    Topics in magnetic resonance imaging: TMRI 03/2014;
  • [Show abstract] [Hide abstract]
    ABSTRACT: To introduce a novel method for skeletal muscle water T2 determination in fat-infiltrated tissues, using a tri-exponential fit of the global muscle signal decay. In all, 48 patients with various neuromuscular diseases were retrospectively selected and their thigh muscles analyzed. Each patient was imaged using a multispin-echo (MSME) sequence with a 17-echo train. The transmit field (B1+) inhomogeneities were evaluated using the actual flip angle imaging method toward voxel sorting. Muscle water T2 was quantified using a tri-exponential signal decay model. The difference between water T2 of voxels within the same muscle but having different fat ratio was analyzed using nonparametric statistical tests. In addition, we evaluated the correlation between fat ratio and T2 values obtained using both a mono- and tri-exponential approach. The results showed that muscle water T2 values obtained using a tri-exponential approach combined with B1+ map-based voxel sorting were independent of the fat infiltration degree inside the muscle (R(2) < 0.03). This was not the case using the mono-exponential model, which measured different T2s between voxels of the same muscle but with various fat ratio (R(2) > 0.67; P < 10e(-4) ). The tri-exponential model is an accurate tool to monitor muscle tissue disease activity devoid of bias introduced by fat infiltration.J. Magn. Reson. Imaging 2014. © 2014 Wiley Periodicals, Inc.

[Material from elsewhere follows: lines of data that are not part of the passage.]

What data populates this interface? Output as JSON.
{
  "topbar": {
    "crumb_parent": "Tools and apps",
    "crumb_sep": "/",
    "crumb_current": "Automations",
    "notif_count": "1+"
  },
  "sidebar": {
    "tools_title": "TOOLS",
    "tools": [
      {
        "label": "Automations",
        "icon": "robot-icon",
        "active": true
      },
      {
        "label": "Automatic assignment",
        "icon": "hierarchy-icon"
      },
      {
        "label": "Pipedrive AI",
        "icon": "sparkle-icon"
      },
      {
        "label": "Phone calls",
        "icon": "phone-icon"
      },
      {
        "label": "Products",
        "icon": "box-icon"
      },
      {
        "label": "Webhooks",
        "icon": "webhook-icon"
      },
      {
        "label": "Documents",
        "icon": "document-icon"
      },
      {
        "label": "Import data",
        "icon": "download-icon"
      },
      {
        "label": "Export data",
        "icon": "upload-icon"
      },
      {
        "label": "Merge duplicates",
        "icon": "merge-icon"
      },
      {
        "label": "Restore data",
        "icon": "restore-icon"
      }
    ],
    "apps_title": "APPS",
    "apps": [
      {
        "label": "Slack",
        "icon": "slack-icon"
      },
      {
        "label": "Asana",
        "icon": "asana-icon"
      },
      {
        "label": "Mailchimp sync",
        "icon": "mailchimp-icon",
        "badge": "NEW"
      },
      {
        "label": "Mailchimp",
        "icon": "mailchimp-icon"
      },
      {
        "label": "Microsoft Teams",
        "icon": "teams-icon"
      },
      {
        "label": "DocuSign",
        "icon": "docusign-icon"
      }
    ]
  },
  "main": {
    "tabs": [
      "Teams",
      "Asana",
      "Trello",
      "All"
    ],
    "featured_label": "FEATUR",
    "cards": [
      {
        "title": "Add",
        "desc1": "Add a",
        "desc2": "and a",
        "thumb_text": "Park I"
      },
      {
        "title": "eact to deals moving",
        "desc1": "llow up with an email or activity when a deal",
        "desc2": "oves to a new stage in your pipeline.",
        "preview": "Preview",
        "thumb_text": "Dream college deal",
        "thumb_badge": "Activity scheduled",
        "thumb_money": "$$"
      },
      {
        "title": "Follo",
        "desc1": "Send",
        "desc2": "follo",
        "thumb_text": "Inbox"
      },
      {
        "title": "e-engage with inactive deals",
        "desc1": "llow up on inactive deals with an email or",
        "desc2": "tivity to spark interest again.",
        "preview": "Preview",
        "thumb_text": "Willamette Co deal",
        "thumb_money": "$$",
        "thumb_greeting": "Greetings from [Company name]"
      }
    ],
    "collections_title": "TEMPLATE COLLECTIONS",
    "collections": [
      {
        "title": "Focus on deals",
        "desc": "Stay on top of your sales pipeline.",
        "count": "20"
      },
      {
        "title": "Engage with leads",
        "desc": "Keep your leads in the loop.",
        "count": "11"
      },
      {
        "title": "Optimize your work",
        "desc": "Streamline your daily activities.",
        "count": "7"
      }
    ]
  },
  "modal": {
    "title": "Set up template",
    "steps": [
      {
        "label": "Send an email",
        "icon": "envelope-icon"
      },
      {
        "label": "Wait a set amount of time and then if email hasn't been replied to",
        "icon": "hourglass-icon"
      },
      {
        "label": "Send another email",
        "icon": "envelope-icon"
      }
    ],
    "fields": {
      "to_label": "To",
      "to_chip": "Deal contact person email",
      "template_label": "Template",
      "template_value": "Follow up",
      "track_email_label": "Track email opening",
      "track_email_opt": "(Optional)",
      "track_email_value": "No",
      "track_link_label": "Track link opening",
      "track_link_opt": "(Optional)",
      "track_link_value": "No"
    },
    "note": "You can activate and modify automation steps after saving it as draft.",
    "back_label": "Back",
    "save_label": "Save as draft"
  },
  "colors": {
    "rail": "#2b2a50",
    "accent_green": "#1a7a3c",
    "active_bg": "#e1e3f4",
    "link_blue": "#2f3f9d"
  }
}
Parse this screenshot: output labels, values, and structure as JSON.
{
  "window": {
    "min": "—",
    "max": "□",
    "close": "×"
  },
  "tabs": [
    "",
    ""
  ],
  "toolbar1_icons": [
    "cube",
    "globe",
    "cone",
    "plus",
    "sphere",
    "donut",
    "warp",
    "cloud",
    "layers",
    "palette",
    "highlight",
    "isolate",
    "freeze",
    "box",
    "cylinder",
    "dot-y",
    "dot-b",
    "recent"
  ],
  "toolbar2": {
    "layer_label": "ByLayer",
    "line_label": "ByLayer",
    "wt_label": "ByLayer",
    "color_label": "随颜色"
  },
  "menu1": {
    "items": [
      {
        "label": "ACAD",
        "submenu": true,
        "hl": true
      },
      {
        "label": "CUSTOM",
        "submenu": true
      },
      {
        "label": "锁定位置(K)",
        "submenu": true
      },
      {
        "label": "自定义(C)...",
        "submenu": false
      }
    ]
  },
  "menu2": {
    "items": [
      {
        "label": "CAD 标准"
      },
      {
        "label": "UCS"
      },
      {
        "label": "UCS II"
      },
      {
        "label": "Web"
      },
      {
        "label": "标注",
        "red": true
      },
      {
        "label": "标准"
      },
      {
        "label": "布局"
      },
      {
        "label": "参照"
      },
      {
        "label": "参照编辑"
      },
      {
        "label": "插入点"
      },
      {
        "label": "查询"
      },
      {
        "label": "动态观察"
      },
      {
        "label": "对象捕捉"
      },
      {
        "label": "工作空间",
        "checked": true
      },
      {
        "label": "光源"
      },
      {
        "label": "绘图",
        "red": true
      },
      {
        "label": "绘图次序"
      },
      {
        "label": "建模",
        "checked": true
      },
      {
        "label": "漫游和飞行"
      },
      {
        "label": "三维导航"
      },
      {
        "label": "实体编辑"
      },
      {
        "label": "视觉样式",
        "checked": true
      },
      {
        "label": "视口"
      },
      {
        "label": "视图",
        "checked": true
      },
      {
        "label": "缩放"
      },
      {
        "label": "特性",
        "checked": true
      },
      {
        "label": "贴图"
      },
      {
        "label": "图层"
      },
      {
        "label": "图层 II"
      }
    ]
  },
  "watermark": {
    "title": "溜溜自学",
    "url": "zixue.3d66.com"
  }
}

    Journal of Magnetic Resonance Imaging 03/2014; · 2.57 Impact Factor
  • [Show abstract] [Hide abstract]
    ABSTRACT: Purpose: To investigate various sources of bias in MRI-based quantification of fat fraction (FF) and fatty acid composition (FAC) using chemical shift-encoded techniques. Methods: Signals from various FFs and FACs and individual relaxation rates of all signal components were simulated. From these signals, FF and FAC parameters were estimated with and without correction for differences in individual relaxation rates. In addition, phantom experiments were conducted with various flip angles and number of echoes to validate the simulations. Results: As expected, T1 weighting resulted in an overestimation of the FF, but had much smaller impact on the FAC parameters. Differences in T2 values of the signal components resulted in overestimation of the FAC parameters in fat/water mixtures, whereas the estimation in pure oil was largely unaffected. This bias was corrected using a simplified signal model with different T2 values of water and fat, where the accuracy of the modeled T2 of water was critical. The results of the phantom experiment were in agreement with simulations. Conclusion: T1 weighting has only a minor effect on FAC quantification in both fat/water mixtures and pure oils. T2 weighting is mainly a concern in fat/water mixtures but may be corrected using a simplified model. Magn Reson Med, 2013. © 2013 Wiley Periodicals, Inc.
    Magnetic Resonance in Medicine 12/2013; · 3.27 Impact Factor